Extracted data entries:
BEGIN

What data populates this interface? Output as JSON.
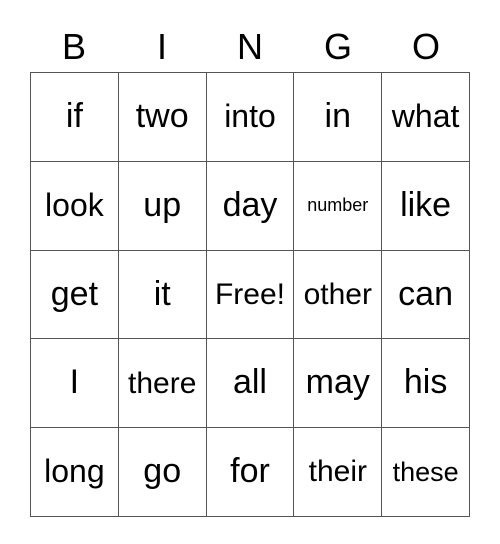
{
  "card": {
    "title": "BINGO",
    "border_color": "#555555",
    "background_color": "#ffffff",
    "text_color": "#000000"
  },
  "header": {
    "letters": [
      "B",
      "I",
      "N",
      "G",
      "O"
    ]
  },
  "grid": {
    "columns": 5,
    "rows": 5,
    "cells": [
      [
        {
          "text": "if",
          "size": "size-xl"
        },
        {
          "text": "two",
          "size": "size-xl"
        },
        {
          "text": "into",
          "size": "size-l"
        },
        {
          "text": "in",
          "size": "size-xl"
        },
        {
          "text": "what",
          "size": "size-l"
        }
      ],
      [
        {
          "text": "look",
          "size": "size-l"
        },
        {
          "text": "up",
          "size": "size-xl"
        },
        {
          "text": "day",
          "size": "size-xl"
        },
        {
          "text": "number",
          "size": "size-xs"
        },
        {
          "text": "like",
          "size": "size-xl"
        }
      ],
      [
        {
          "text": "get",
          "size": "size-xl"
        },
        {
          "text": "it",
          "size": "size-xl"
        },
        {
          "text": "Free!",
          "size": "size-m"
        },
        {
          "text": "other",
          "size": "size-m"
        },
        {
          "text": "can",
          "size": "size-xl"
        }
      ],
      [
        {
          "text": "I",
          "size": "size-xl"
        },
        {
          "text": "there",
          "size": "size-m"
        },
        {
          "text": "all",
          "size": "size-xl"
        },
        {
          "text": "may",
          "size": "size-xl"
        },
        {
          "text": "his",
          "size": "size-xl"
        }
      ],
      [
        {
          "text": "long",
          "size": "size-l"
        },
        {
          "text": "go",
          "size": "size-xl"
        },
        {
          "text": "for",
          "size": "size-xl"
        },
        {
          "text": "their",
          "size": "size-m"
        },
        {
          "text": "these",
          "size": "size-s"
        }
      ]
    ]
  }
}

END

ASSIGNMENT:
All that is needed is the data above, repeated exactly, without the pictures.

TASK RESULT:
What data populates this interface? Output as JSON.
{
  "card": {
    "title": "BINGO",
    "border_color": "#555555",
    "background_color": "#ffffff",
    "text_color": "#000000"
  },
  "header": {
    "letters": [
      "B",
      "I",
      "N",
      "G",
      "O"
    ]
  },
  "grid": {
    "columns": 5,
    "rows": 5,
    "cells": [
      [
        {
          "text": "if",
          "size": "size-xl"
        },
        {
          "text": "two",
          "size": "size-xl"
        },
        {
          "text": "into",
          "size": "size-l"
        },
        {
          "text": "in",
          "size": "size-xl"
        },
        {
          "text": "what",
          "size": "size-l"
        }
      ],
      [
        {
          "text": "look",
          "size": "size-l"
        },
        {
          "text": "up",
          "size": "size-xl"
        },
        {
          "text": "day",
          "size": "size-xl"
        },
        {
          "text": "number",
          "size": "size-xs"
        },
        {
          "text": "like",
          "size": "size-xl"
        }
      ],
      [
        {
          "text": "get",
          "size": "size-xl"
        },
        {
          "text": "it",
          "size": "size-xl"
        },
        {
          "text": "Free!",
          "size": "size-m"
        },
        {
          "text": "other",
          "size": "size-m"
        },
        {
          "text": "can",
          "size": "size-xl"
        }
      ],
      [
        {
          "text": "I",
          "size": "size-xl"
        },
        {
          "text": "there",
          "size": "size-m"
        },
        {
          "text": "all",
          "size": "size-xl"
        },
        {
          "text": "may",
          "size": "size-xl"
        },
        {
          "text": "his",
          "size": "size-xl"
        }
      ],
      [
        {
          "text": "long",
          "size": "size-l"
        },
        {
          "text": "go",
          "size": "size-xl"
        },
        {
          "text": "for",
          "size": "size-xl"
        },
        {
          "text": "their",
          "size": "size-m"
        },
        {
          "text": "these",
          "size": "size-s"
        }
      ]
    ]
  }
}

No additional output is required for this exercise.